What followed was several years of practice and discipline (and committing all kind of embarrassing errors along the way), till the GTD methodology became ingrained as my natural ways, correcting many years of bad habits. It is in also in one of David Allen's books or articles that I learned the description of this acquisition process in 4 stages:
I had a box full of notebooks that I wrote just because and just stood there, abandoned when finished, on to the next white page. In GTD terms, I was capturing a lot, but failing to process. First warning: creating feels good, but anything you leave half done will have a psychic cost on your mind. If you just create sensually,i.e. for the sole gratification of your senses, it means that you will abandon projects when the 'honeymoon period' is over, the first day that things go sour. The dreaded inventory, and you haven't even decided what you're going to do about it next.

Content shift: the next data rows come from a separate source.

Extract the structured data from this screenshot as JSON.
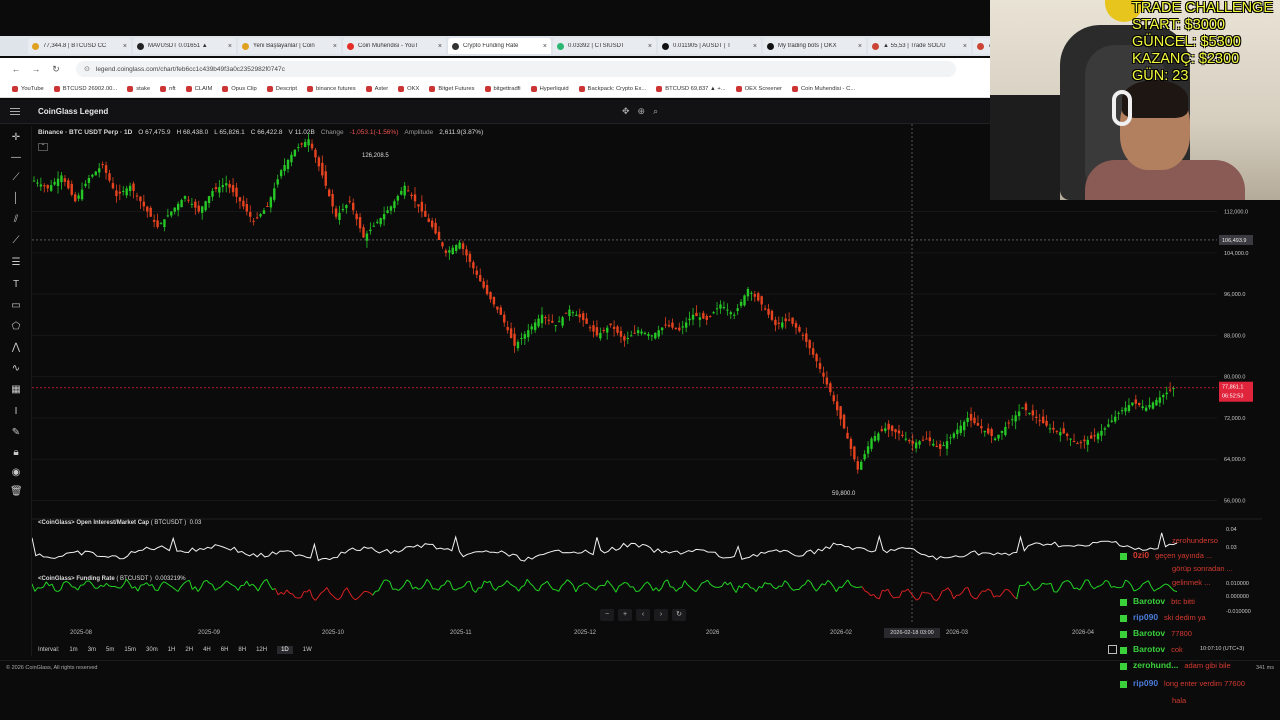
{
  "browser": {
    "tabs": [
      {
        "label": "77,344.8 | BTCUSD CC",
        "icon": "coin-icon"
      },
      {
        "label": "MAVUSDT 0.01651 ▲",
        "icon": "tradingview-icon"
      },
      {
        "label": "Yeni Başlayanlar | Coin",
        "icon": "coin-icon"
      },
      {
        "label": "Coin Muhendisi - YouT",
        "icon": "youtube-icon"
      },
      {
        "label": "Crypto Funding Rate",
        "icon": "coinglass-icon"
      },
      {
        "label": "0.03392 | CTSIUSDT",
        "icon": "exchange-icon"
      },
      {
        "label": "0.011905 | AUSDT | T",
        "icon": "okx-icon"
      },
      {
        "label": "My trading bots | OKX",
        "icon": "okx-icon"
      },
      {
        "label": "▲ 55,53 | Trade SOL/U",
        "icon": "trade-icon"
      },
      {
        "label": "77.84",
        "icon": "trade-icon"
      }
    ],
    "url": "legend.coinglass.com/chart/feb6cc1c439b49f3a0c2352982f0747c",
    "bookmarks": [
      "YouTube",
      "BTCUSD 26902.00...",
      "stake",
      "nft",
      "CLAIM",
      "Opus Clip",
      "Descript",
      "binance futures",
      "Aster",
      "OKX",
      "Bitget Futures",
      "bitgettradfi",
      "Hyperliquid",
      "Backpack: Crypto Ex...",
      "BTCUSD 69,837 ▲ +...",
      "OEX Screener",
      "Coin Muhendisi - C..."
    ]
  },
  "app": {
    "title": "CoinGlass Legend"
  },
  "symbol_bar": {
    "symbol": "Binance · BTC USDT Perp · 1D",
    "open": "O 67,475.9",
    "high": "H 68,438.0",
    "low": "L 65,826.1",
    "close": "C 66,422.8",
    "volume": "V 11.02B",
    "change_label": "Change",
    "change": "-1,053.1(-1.56%)",
    "amplitude_label": "Amplitude",
    "amplitude": "2,611.9(3.87%)"
  },
  "chart_data": {
    "type": "candlestick",
    "title": "Binance · BTC USDT Perp · 1D",
    "y_axis_ticks": [
      "112,000.0",
      "104,000.0",
      "96,000.0",
      "88,000.0",
      "80,000.0",
      "72,000.0",
      "64,000.0",
      "56,000.0"
    ],
    "ylim": [
      53000,
      128000
    ],
    "x_axis_ticks": [
      "2025-08",
      "2025-09",
      "2025-10",
      "2025-11",
      "2025-12",
      "2026",
      "2026-02",
      "2026-03",
      "2026-04"
    ],
    "annotations": {
      "high": "126,208.5",
      "low": "59,800.0"
    },
    "crosshair_price": "106,493.9",
    "crosshair_time": "2026-02-18 03:00",
    "last_price": "77,861.1",
    "countdown": "06:52:53",
    "close_path": [
      [
        0,
        118000
      ],
      [
        4,
        116500
      ],
      [
        8,
        119000
      ],
      [
        12,
        114000
      ],
      [
        16,
        118500
      ],
      [
        20,
        121000
      ],
      [
        24,
        115000
      ],
      [
        28,
        117000
      ],
      [
        32,
        113000
      ],
      [
        36,
        109000
      ],
      [
        40,
        112000
      ],
      [
        44,
        115000
      ],
      [
        48,
        112000
      ],
      [
        52,
        116000
      ],
      [
        56,
        117500
      ],
      [
        60,
        114000
      ],
      [
        64,
        110000
      ],
      [
        68,
        113000
      ],
      [
        72,
        120000
      ],
      [
        76,
        124000
      ],
      [
        80,
        126000
      ],
      [
        84,
        119000
      ],
      [
        88,
        111000
      ],
      [
        92,
        114000
      ],
      [
        96,
        107000
      ],
      [
        100,
        110000
      ],
      [
        104,
        113000
      ],
      [
        108,
        117000
      ],
      [
        112,
        113000
      ],
      [
        116,
        109000
      ],
      [
        120,
        104000
      ],
      [
        124,
        106000
      ],
      [
        128,
        101000
      ],
      [
        132,
        96000
      ],
      [
        136,
        92000
      ],
      [
        140,
        86000
      ],
      [
        144,
        89000
      ],
      [
        148,
        92000
      ],
      [
        152,
        90000
      ],
      [
        156,
        93000
      ],
      [
        160,
        91000
      ],
      [
        164,
        88000
      ],
      [
        168,
        90000
      ],
      [
        172,
        87000
      ],
      [
        176,
        89000
      ],
      [
        180,
        88000
      ],
      [
        184,
        90000
      ],
      [
        188,
        89000
      ],
      [
        192,
        92000
      ],
      [
        196,
        91000
      ],
      [
        200,
        94000
      ],
      [
        204,
        92000
      ],
      [
        208,
        97000
      ],
      [
        212,
        94000
      ],
      [
        216,
        90000
      ],
      [
        220,
        91000
      ],
      [
        224,
        88000
      ],
      [
        228,
        83000
      ],
      [
        232,
        77000
      ],
      [
        236,
        70000
      ],
      [
        240,
        62000
      ],
      [
        244,
        68000
      ],
      [
        248,
        70000
      ],
      [
        252,
        69000
      ],
      [
        256,
        67000
      ],
      [
        260,
        68000
      ],
      [
        264,
        66000
      ],
      [
        268,
        69000
      ],
      [
        272,
        72000
      ],
      [
        276,
        70000
      ],
      [
        280,
        68000
      ],
      [
        284,
        71000
      ],
      [
        288,
        74000
      ],
      [
        292,
        72000
      ],
      [
        296,
        70000
      ],
      [
        300,
        69000
      ],
      [
        304,
        67000
      ],
      [
        308,
        68000
      ],
      [
        312,
        70000
      ],
      [
        316,
        73000
      ],
      [
        320,
        75000
      ],
      [
        324,
        74000
      ],
      [
        328,
        76000
      ],
      [
        332,
        77800
      ]
    ],
    "indicators": [
      {
        "name": "<CoinGlass> Open Interest/Market Cap",
        "symbol": "BTCUSDT",
        "value": "0.03",
        "ticks": [
          "0.04",
          "0.03"
        ]
      },
      {
        "name": "<CoinGlass> Funding Rate",
        "symbol": "BTCUSDT",
        "value": "0.003219%",
        "ticks": [
          "0.010000",
          "0.000000",
          "-0.010000"
        ]
      }
    ]
  },
  "intervals": {
    "label": "Interval:",
    "items": [
      "1m",
      "3m",
      "5m",
      "15m",
      "30m",
      "1H",
      "2H",
      "4H",
      "6H",
      "8H",
      "12H",
      "1D",
      "1W"
    ],
    "active": "1D"
  },
  "footer": {
    "copyright": "© 2026 CoinGlass, All rights reserved",
    "latency": "341 ms",
    "timezone": "10:07:10 (UTC+3)"
  },
  "overlay": {
    "challenge": [
      "TRADE CHALLENGE",
      "START: $3000",
      "GÜNCEL: $5300",
      "KAZANÇ: $2300",
      "GÜN: 23"
    ],
    "chat": [
      {
        "user": "",
        "msg": "zerohunderso",
        "color": "#d43a2f"
      },
      {
        "user": "0zi0",
        "msg": "geçen yayında ...",
        "color": "#d43a2f"
      },
      {
        "user": "",
        "msg": "görüp sonradan ...",
        "color": "#d43a2f"
      },
      {
        "user": "",
        "msg": "gelinmek ...",
        "color": "#d43a2f"
      },
      {
        "user": "Barotov",
        "msg": "btc bitti",
        "color": "#3ad13a"
      },
      {
        "user": "rip090",
        "msg": "ski dedim ya",
        "color": "#4a7bd8"
      },
      {
        "user": "Barotov",
        "msg": "77800",
        "color": "#3ad13a"
      },
      {
        "user": "Barotov",
        "msg": "cok",
        "color": "#3ad13a"
      },
      {
        "user": "zerohund...",
        "msg": "adam gibi bile",
        "color": "#3ad13a"
      },
      {
        "user": "rip090",
        "msg": "long enter verdim 77600",
        "color": "#4a7bd8"
      },
      {
        "user": "",
        "msg": "hala",
        "color": "#d43a2f"
      }
    ]
  }
}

I have to say I did finish a lot of stuff, but also I kinda put under the mat all the rest. When you're in your twenties you're a time and energy millionaire, pretty much everything can be solved by throwing an extra oompf or an overnight at it. Perhaps it's what we biologically are supposed to do in that period: try as much stuff as we can, in a disorderly manner, variety is what counts. But, as things take more effort to do, and the scope of what you intend to achieve rises, you start to think about developing a different kind of superpowers...